→ Task to carry out: Only the lines from the one with "Parse this screenshot: output" through the end of the material, both ends included, should be retyped exactly.

════════════════

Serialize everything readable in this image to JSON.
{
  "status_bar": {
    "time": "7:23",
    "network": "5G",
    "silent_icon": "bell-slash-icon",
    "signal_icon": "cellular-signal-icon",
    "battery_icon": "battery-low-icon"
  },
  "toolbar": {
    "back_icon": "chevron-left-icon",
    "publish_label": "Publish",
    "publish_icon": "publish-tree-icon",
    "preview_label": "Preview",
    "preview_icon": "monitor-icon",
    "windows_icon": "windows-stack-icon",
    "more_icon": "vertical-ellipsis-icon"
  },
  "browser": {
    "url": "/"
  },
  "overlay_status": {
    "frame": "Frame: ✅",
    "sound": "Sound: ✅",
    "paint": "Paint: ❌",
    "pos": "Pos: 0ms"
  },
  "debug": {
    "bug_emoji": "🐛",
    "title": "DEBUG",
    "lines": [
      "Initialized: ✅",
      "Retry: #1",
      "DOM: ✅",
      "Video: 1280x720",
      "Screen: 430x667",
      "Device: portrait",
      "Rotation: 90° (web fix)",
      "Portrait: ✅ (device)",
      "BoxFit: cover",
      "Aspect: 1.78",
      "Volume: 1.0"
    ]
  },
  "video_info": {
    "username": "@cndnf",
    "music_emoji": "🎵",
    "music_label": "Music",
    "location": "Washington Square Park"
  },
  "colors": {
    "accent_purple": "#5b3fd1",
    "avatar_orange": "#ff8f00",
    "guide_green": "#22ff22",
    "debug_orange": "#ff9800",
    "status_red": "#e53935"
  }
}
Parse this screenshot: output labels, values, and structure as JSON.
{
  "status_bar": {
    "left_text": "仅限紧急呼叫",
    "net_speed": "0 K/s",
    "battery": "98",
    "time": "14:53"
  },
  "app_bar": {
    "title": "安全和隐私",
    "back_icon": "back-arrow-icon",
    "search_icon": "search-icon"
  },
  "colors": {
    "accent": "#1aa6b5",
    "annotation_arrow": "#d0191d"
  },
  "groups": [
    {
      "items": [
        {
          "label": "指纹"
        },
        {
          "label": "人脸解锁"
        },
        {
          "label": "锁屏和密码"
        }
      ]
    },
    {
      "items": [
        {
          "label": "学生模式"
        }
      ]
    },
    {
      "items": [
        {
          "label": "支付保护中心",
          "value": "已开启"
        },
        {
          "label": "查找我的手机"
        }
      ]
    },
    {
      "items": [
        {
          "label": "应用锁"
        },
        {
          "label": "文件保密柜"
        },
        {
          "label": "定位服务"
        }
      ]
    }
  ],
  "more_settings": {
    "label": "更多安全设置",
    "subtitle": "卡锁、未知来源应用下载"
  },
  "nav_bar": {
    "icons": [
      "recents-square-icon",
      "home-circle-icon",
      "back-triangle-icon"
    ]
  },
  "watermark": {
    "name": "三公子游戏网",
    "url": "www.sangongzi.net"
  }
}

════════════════

→ Expected output:
Parse this screenshot: output labels, values, and structure as JSON.
{
  "status_bar": {
    "left_text": "仅限紧急呼叫",
    "net_speed": "0 K/s",
    "battery": "98",
    "time": "14:53"
  },
  "app_bar": {
    "title": "安全和隐私",
    "back_icon": "back-arrow-icon",
    "search_icon": "search-icon"
  },
  "colors": {
    "accent": "#1aa6b5",
    "annotation_arrow": "#d0191d"
  },
  "groups": [
    {
      "items": [
        {
          "label": "指纹"
        },
        {
          "label": "人脸解锁"
        },
        {
          "label": "锁屏和密码"
        }
      ]
    },
    {
      "items": [
        {
          "label": "学生模式"
        }
      ]
    },
    {
      "items": [
        {
          "label": "支付保护中心",
          "value": "已开启"
        },
        {
          "label": "查找我的手机"
        }
      ]
    },
    {
      "items": [
        {
          "label": "应用锁"
        },
        {
          "label": "文件保密柜"
        },
        {
          "label": "定位服务"
        }
      ]
    }
  ],
  "more_settings": {
    "label": "更多安全设置",
    "subtitle": "卡锁、未知来源应用下载"
  },
  "nav_bar": {
    "icons": [
      "recents-square-icon",
      "home-circle-icon",
      "back-triangle-icon"
    ]
  },
  "watermark": {
    "name": "三公子游戏网",
    "url": "www.sangongzi.net"
  }
}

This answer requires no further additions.